As the gunman singled out the women in the classroom, he accused them of being feminists due to the fact that they chose to pursue engineering degrees. He shouted “you are all a bunch of feminists, and I hate feminists!” He then proceeded to open fire. In his suicide note, he identified well known Canadian feminists he who hoped to see dead. Several of the women probably weren’t even feminists. Quebec journalist and feminist states that “they just had the nerve to believe they were peers, not subordinates to their male classmates.” But so what if they were feminists? Shouldn’t women have the right to mobilize and express their desire for equal rights in our society?  

25 years later, feminism has come a long way. The development of many types of feminism has created space for the diversity of women in our society, as well as their allies. While feminism has made great strides, it remains under threat of misogyny.  For instance, on October 14, 2014, Anita Sarkeesian, a popular feminist gamer had to cancel a talk she was scheduled to give at Utah State University after the school received several, legitimate threats to kill Sarkeesian and other feminists who planned to attend the event.

An email was sent to students and staff at the Utah University hailing Mark Lepine as a hero “for standing up to the toxic influence of feminism on Western masculinity.” The email promised that the “deadliest school shooting in American history” was about to take place and that the plan was to attack Sarkeesian, the feminists in attendance, as well as the campus women’s centre. The University refused to provide the necessary action to prevent concealed firearms at the event and Sarkeesian was forced to cancel.

Marc Lepine murdered 14 women in 1989 who dared to enter male dominated spaces. It is 2014 and women are STILL receiving death threats for doing the exact same thing.

As December 6 has become the National Day of Remembrance and Action on Violence Against Women, it is a day to commemorate all women who have endured violence, including the women who were taken from the Downtown Eastside and murdered by Robert Pickton. It’s been almost seven years since Pickton was convicted for the horrific murders of six sex-workers, and charged for the death of twenty others. December 6 is a day for the women who lost their lives in the Montréal Massacre, but it is also a day to memorialize sex-workers who have faced discriminate violence.

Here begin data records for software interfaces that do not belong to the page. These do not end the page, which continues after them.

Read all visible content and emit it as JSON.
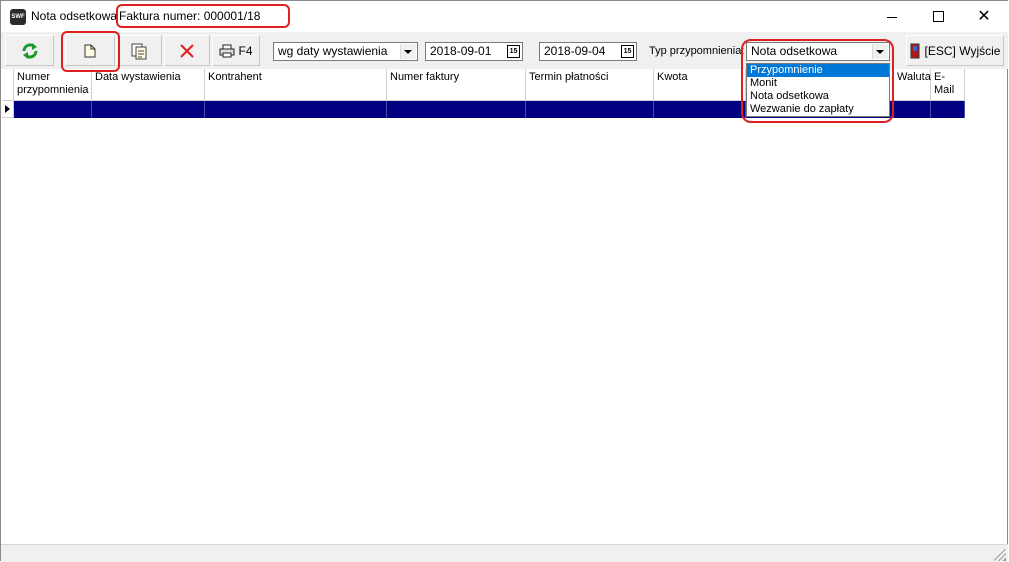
{
  "window": {
    "app_icon_text": "SWF",
    "title": "Nota odsetkowa",
    "subtitle": "Faktura numer: 000001/18",
    "close_glyph": "✕"
  },
  "toolbar": {
    "refresh_icon": "refresh-icon",
    "new_icon": "new-document-icon",
    "export_icon": "export-icon",
    "delete_icon": "delete-icon",
    "print_label": "F4",
    "date_mode": "wg daty wystawienia",
    "date_from": "2018-09-01",
    "date_sep": "-",
    "date_to": "2018-09-04",
    "cal_glyph": "15",
    "type_label": "Typ przypomnienia:",
    "type_value": "Nota odsetkowa",
    "exit_label": "[ESC] Wyjście"
  },
  "dropdown": {
    "options": [
      "Przypomnienie",
      "Monit",
      "Nota odsetkowa",
      "Wezwanie do zapłaty"
    ],
    "selected_index": 0
  },
  "grid": {
    "columns": [
      "Numer przypomnienia",
      "Data wystawienia",
      "Kontrahent",
      "Numer faktury",
      "Termin płatności",
      "Kwota",
      "",
      "Waluta",
      "E-Mail"
    ]
  },
  "colors": {
    "selection_row": "#000080",
    "highlight": "#e02020",
    "list_selected": "#0078d7"
  }
}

With this said, it’s depressingly ironic that Bill C-36, Canada’s contentious new prostitution bill, will pass as federal law on December 6. On a day where we should be taking action to making women safer in our society, a bill is coming into full force that will act to restrict sex-workers ability to perform their job safely. 

In relation to the Montréal Massacre, Canadian Justice Minister Peter MacKay was quoted earlier this week stating “while we may never understand what occurred – why this happened, why these women were singled out for this horrific act of violence, we have to stand together.” Excuse me? The women murdered on December 6, 1989 were singled out because they were women; Mark Lepine made that very clear before proceeding to end their lives.

A quarter of a century later and little has changed. Violence against queer women, racialized women, Aboriginal women, trans* women, disabled women, and women working in the sex industry remains all too common. Murder, domestic violence, sexual assault, and street harassment still put women’s safety at risk each and every day. It’s 2014, and misogyny proves to be alive and well. 

Then and Now: Remembering the Montreal Massacre

Leave a Reply

Your email address will not be published. Required fields are marked *